Batting at seven, Akram will be one of the bowling all-rounders in this team, with his three test centuries and 17 fifties in List A cricket proving that he could be a helpful option lower down the order.
8. Glenn Chapple
Just the 1,373 wickets in all competitions…. pic.twitter.com/5NvNXHcdiC
— Lancashire Cricket (@lancscricket) December 28, 2016
Like Akram, Chapple was also capable of scoring some useful runs latter on and helps make this long tail look a bit stronger.
He’s also a genuine Lancashire legend, taking over 1300 wickets in all formats for the county. He also has an excellent white ball record, with averages of 28.55 and 23.32 in List A and T20 cricket.
It was a travesty that the Skipton man only played once for England, so I hope that I’m doing something to remedy that with a place in my team.
I had contemplated swapping him out for James Anderson, but the latter’s poor T20 record cost him a place. I also wouldn’t want to get in the way of the Burnley Express’ return to test cricket either, to be honest.
9. Michael Holding
West Indies legend Holding was quoted by Australia’s Channel Nine as saying about T20 cricket: “I don’t even call that cricket. It’s Barnum and Bailey circus entertainment. Test match cricket is a test of your ability and your strength of character over an extended period.”
With that in mind, presumably the Jamaican will hate The Hundred, seeing it as a further bastardisation of the purity of cricket.
All that being said, I’m definitely picking him for my Hundred team. He may not like the format, but I’m pretty sure he’d be good at it.
Nicknamed ‘Whsipering Death’, he was a key part of the all-conquering West Indies team of the 70s and 80s – taking 249 test wickets at an average of 23.68. His extreme pace and silent, graceful run up terrorised batsmen the world over, as the West Indies redefined pace bowling.
Holding, who played for Lancashire in the 1981 season, also boasted a great List A record and took 343 wickets in 249 matches in the format. His pace and accuracy would make the team a force to be reckoned with at the start of an innings, taking wickets and proving almost impossible to score from.In a format when yorkers could be key, Holding could well bowl the best of them.
Hand the new ball to Holding. It won’t go wrong.
10. Muttiah Muralitharan
The highest wicket taker in test cricket history with 800 wickets, Muralitharan also has a very impressive T20 record, taking 179 wickets from his 164 games and only conceding runs at 6.38 an over.

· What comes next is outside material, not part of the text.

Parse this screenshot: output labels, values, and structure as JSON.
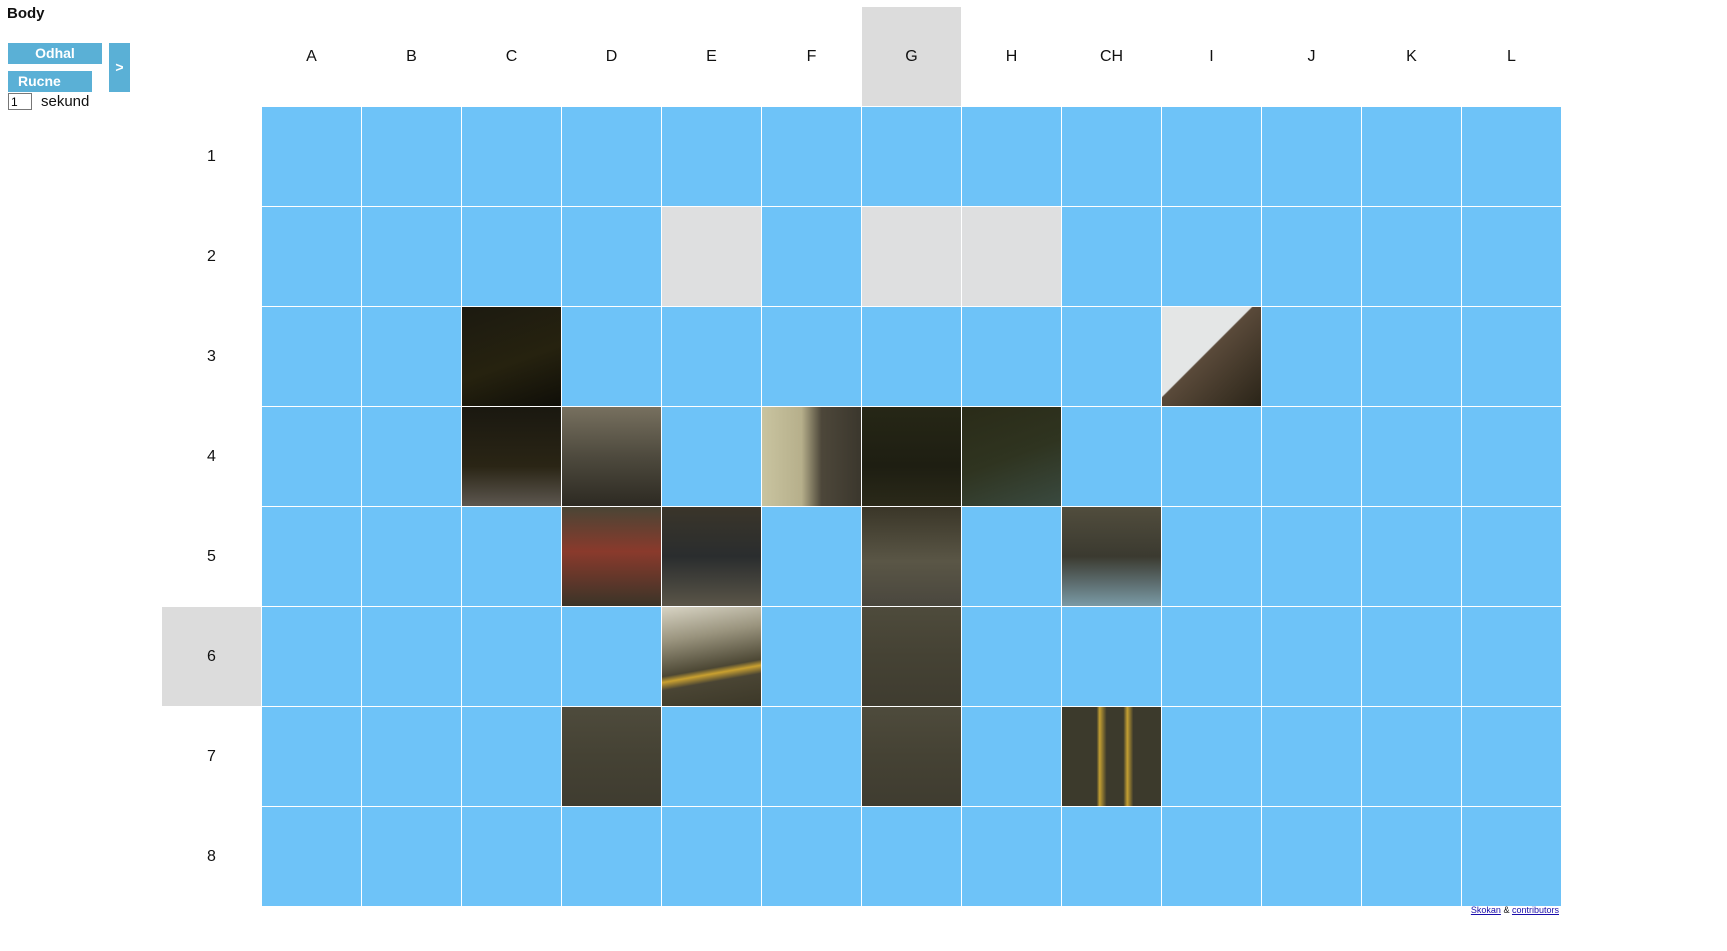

Rated the greatest bowler in Test history by Wisden in 2002, ‘Murali’ had four spells at Lancashire, ranging from 1999 to 2007, and would have a vital role in this team – keeping the runs at a minimum, taking wickets and bamboozling batsmen with his variations.

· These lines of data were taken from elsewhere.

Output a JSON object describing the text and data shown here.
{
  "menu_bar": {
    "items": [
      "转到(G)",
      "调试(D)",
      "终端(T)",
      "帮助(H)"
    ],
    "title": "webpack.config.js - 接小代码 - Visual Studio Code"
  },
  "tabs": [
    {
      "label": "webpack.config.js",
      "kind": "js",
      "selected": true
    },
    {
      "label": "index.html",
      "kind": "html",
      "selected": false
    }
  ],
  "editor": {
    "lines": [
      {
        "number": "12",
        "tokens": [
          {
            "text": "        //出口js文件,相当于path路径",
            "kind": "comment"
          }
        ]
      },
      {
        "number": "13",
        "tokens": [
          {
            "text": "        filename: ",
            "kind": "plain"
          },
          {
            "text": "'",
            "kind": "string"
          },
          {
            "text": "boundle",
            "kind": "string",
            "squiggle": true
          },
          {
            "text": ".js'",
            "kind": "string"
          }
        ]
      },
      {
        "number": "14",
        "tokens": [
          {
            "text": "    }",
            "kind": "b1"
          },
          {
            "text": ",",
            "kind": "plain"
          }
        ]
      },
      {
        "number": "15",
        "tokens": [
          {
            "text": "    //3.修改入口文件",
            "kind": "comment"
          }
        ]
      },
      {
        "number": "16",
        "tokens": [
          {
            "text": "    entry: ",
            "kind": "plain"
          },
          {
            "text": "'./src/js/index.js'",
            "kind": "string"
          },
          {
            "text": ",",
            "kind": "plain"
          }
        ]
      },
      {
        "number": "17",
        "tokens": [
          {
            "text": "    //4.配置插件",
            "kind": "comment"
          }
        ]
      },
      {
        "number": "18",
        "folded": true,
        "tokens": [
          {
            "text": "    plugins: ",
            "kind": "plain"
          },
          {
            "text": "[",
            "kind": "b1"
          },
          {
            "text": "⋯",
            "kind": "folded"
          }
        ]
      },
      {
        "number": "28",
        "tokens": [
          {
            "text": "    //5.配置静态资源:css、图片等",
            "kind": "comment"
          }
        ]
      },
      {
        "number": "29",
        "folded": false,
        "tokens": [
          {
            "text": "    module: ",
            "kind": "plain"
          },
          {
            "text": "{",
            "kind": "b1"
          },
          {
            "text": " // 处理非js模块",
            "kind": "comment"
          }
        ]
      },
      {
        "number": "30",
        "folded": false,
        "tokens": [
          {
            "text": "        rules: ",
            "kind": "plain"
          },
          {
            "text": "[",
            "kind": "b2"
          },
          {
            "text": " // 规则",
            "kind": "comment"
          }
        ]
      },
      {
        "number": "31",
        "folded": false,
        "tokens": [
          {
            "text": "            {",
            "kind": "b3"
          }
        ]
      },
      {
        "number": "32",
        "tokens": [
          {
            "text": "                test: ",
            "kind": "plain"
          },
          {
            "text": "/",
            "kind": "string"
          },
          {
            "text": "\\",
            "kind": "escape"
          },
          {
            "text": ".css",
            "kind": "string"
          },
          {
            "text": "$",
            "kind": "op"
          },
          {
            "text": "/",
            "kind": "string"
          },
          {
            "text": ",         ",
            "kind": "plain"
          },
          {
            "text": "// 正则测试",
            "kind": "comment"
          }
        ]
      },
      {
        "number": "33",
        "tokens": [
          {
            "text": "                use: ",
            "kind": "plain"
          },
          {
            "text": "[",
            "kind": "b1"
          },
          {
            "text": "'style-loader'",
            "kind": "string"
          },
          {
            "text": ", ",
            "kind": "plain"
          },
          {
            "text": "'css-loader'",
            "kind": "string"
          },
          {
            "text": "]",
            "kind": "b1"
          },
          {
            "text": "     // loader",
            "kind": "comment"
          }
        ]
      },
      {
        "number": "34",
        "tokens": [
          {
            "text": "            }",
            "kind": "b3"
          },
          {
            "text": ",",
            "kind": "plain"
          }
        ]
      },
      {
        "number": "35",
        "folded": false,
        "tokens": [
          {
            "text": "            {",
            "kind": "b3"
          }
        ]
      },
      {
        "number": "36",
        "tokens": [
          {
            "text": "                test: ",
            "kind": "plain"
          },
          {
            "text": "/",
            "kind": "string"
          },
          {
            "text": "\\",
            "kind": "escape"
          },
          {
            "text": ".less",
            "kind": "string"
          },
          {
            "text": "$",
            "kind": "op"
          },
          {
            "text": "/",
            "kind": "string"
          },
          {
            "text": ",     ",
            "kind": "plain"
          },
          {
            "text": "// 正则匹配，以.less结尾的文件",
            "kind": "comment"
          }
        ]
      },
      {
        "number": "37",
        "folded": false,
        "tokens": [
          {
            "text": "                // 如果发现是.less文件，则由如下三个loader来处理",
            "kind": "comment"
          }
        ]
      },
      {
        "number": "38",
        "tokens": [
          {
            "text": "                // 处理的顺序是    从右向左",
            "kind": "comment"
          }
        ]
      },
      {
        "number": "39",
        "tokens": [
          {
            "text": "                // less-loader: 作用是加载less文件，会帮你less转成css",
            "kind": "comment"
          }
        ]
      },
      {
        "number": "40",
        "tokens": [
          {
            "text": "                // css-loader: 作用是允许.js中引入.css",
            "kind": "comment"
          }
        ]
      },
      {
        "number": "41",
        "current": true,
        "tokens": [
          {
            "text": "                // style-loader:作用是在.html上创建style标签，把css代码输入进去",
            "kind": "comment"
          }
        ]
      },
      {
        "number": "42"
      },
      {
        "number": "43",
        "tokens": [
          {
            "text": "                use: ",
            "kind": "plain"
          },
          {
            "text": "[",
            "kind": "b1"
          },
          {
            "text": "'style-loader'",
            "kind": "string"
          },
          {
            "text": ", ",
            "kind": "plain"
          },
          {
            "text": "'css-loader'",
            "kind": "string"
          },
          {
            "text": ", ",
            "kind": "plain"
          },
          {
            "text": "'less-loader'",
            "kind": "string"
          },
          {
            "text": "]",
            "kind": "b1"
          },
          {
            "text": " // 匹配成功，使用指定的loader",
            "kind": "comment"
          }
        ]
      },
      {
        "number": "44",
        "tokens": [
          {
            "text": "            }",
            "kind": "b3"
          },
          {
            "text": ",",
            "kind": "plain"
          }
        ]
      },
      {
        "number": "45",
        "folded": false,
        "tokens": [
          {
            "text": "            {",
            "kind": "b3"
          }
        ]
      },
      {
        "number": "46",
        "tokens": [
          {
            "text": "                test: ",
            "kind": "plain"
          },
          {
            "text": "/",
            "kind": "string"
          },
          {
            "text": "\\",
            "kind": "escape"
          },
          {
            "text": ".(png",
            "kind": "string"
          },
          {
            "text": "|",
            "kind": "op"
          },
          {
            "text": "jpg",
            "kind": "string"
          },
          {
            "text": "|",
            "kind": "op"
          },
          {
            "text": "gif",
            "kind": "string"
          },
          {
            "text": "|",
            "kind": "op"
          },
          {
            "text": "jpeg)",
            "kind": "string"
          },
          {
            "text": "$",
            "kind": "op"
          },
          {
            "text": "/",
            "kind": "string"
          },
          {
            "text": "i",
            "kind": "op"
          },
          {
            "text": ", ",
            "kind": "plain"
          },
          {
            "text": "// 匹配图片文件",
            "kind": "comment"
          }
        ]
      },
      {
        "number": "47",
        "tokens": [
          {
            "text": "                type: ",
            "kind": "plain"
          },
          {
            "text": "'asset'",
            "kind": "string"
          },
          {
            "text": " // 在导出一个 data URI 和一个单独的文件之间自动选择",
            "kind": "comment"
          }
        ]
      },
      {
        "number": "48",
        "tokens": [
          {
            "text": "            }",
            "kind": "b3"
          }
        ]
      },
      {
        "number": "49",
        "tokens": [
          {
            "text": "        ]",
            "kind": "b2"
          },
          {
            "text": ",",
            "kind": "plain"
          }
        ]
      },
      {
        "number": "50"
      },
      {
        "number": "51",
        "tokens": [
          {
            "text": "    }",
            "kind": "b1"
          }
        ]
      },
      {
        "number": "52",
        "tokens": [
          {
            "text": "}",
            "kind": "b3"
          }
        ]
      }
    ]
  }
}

No team in The Hundred could call on a better spinner.
11. Brian Statham
Brian Statham captures his 250th Test wicket as he traps Tiger Lance lbw in the 3rd Test at The Oval in 1965. The slip fielders are Ken Barrington and Colin Cowdrey with Jim Parks keeping. Atholl McKinnon is the non striker pic.twitter.com/AoBYLN8KUi

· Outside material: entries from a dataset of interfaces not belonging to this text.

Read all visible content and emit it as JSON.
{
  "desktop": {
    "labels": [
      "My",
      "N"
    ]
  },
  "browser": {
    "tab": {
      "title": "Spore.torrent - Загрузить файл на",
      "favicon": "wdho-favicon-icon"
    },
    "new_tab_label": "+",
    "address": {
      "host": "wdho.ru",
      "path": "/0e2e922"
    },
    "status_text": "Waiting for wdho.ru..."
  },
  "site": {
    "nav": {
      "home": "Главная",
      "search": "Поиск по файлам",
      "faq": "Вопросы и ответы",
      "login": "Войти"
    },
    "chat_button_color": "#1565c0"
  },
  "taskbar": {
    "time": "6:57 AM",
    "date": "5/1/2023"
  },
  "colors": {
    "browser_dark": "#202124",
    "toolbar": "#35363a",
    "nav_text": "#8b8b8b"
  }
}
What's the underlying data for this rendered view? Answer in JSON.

— Historic Cricket Pictures (@PictureSporting) October 13, 2019
This one certainly is a gamble. Statham is widely considered the county’s greatest ever player, taking 2260 wickets from his 559 First Class matches at an incredible average of 16.37.
The problem arises when you consider that these matches took place from 1950 to 1968, an era of cricket very much detached from the glitz and glamour of modern franchise tournaments.
However, Statham did have some experience in limited overs cricket, taking 22 wickets from 15 List A matches, with an economy rate of 2.8, which is remarkably different from those of the modern era.
Granted scoring was slower 50 years ago, but Statham’s deviation off the pitch could prove useful in white ball cricket. It may be a stretch to assume that a bowler of the 50s would flourish in cricket’s newest game, but if you can bowl as well as Statham did in one format, you can’t be too bad in another.
Known as an excellent fielder, he would be one of my boundary riders and takes the final spot in a bowling attack that no batsman would be confident scoring from.